Jennifer Gratz remembers the sharp anticipation she felt as a
high school senior, ripping open the admissions letter from her
chosen college - and her swift disappointment.
"Can we sue them?" she gamely quipped to her father. They
managed a laugh. But the joke turned serious when Ms. Gratz, a
National Honor Society student with a 3.79 grade point average,
found that minority students with lower grades and test scores had
been admitted to the same college that rejected her.
So in October, Gratz and another once-rejected student,
Patrick Hamacher, sued the University of Michigan, charging its
admissions policies illegally discriminated on the basis of race.
Both individuals are white.
Their lawsuit was one of three this year, including one this
month, attacking affirmative action policies in admissions. Those
suits follow a landmark federal court ruling last year that made
race preferences in college admissions illegal in Texas, Louisiana,
The impact of this legal trend reaches well beyond those

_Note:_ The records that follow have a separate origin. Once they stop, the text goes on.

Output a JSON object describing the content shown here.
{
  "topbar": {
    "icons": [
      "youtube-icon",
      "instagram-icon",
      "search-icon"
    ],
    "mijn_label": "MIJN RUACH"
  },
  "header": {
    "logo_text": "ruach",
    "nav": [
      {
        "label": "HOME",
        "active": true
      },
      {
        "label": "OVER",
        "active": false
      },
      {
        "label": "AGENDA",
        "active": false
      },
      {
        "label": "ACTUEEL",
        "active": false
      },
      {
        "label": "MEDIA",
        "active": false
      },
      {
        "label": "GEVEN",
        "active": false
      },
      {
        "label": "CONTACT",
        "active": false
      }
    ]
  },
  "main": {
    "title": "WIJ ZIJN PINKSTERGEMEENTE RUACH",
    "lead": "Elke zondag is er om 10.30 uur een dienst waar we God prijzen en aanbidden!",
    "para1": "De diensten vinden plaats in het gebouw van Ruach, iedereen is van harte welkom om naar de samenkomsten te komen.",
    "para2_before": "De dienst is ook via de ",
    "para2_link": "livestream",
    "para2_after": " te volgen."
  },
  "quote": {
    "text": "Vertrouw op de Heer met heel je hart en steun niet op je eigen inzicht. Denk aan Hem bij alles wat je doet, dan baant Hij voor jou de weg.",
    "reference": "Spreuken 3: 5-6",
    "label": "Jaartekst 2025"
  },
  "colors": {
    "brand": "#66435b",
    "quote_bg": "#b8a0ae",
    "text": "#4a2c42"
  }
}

states and public universities that were sued, observers say. In
fact, the biggest eventual influence may not be on public
universities but on the nation's most elite private colleges and

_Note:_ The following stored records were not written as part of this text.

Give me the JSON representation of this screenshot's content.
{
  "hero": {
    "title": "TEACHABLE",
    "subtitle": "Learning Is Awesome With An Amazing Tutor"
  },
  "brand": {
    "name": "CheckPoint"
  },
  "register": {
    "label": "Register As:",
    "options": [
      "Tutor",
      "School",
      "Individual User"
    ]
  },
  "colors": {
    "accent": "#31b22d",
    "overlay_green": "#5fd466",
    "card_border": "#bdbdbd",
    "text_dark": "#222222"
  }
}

universities and their carefully cultivated rainbow of racial
"We're watching carefully the development of these cases
across the US and we're concerned," says Willis Stetson Jr., dean

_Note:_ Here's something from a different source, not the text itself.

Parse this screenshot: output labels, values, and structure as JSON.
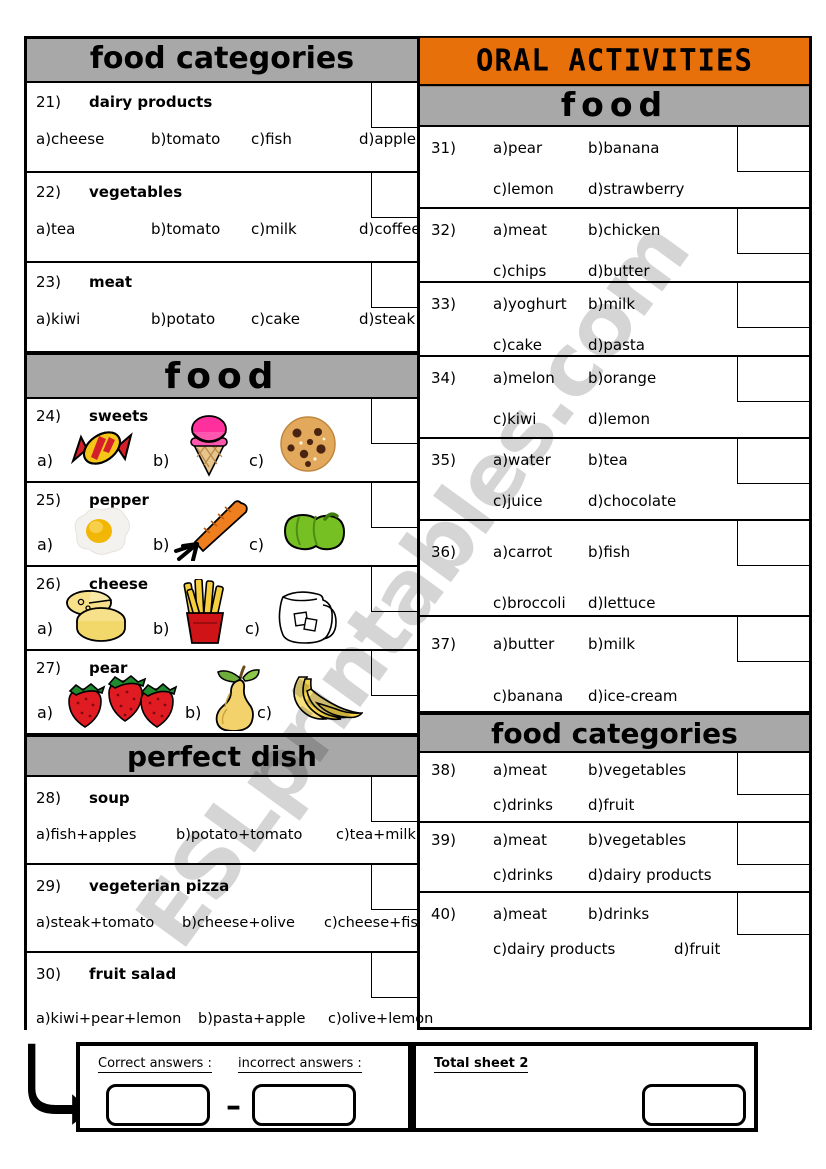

of admissions at the University of Pennsylvania, an Ivy League
school in Philadelphia. "We're not viewing this in any cavalier
Frank Wu, a professor at Howard University School of Law in
Washington, agrees there is cause for concern. "The assault on
affirmative action in public universities will almost certainly
affect private universities, including the prestigious 'Ivy League'
universities," he says. "This will happen sooner, not later."
Thanks in part to race-based "tip factors" in admissions
policies, the Ivy League and other highly competitive colleges
nationwide have since the 1960s turned into scholarly enclaves of
ethnic diversity, observers say. But it is something those
colleges must struggle to maintain.
"The top 25 schools are all competing for the same kids,"
says Michele Hernandez, former assistant director of admissions at
Dartmouth College in Hanover, N.H., who wrote a book on Ivy League
admissions procedures (see story, right). "None of those schools
wants to have only 2 percent black enrollment at the end of the
year. It's not a quota - but Dartmouth just does not want to have 2
percent black enrollment while Harvard has 8 percent."
Such intense competition causes top private colleges to give
breaks to some minority applicants that other applicants do not
get, she says. And Thomas Kane, an economist at Harvard's Kennedy
School of Government who has studied the demand-supply relationship
between colleges and minorities, agrees.
"You will find it is the elite schools, the top 20 percent,
that are doing most of the racial preference," he says. He
attributes this phenomenon to "supply and demand" - a few
high-performing minority college applicants being chased by many
Standing firm at the top
So far the nation's top colleges are standing firm on
affirmative action. As the Association of American Universities
stated recently: There is a "continuing need to take into account a
wide range of considerations - including ethnicity, race, and
gender - as we evaluate the students whom we select for admission."
Private college officials rush to point out, too, that their
admissions procedures are much different than the public
universities that have been sued. They involve individual
assessment that incorporates race as just one factor in an overall
portrait. Also, they point out, they are private.
The issue of federal funds
Yet almost all private colleges also receive millions of
dollars of federally guaranteed student loans and research funding. …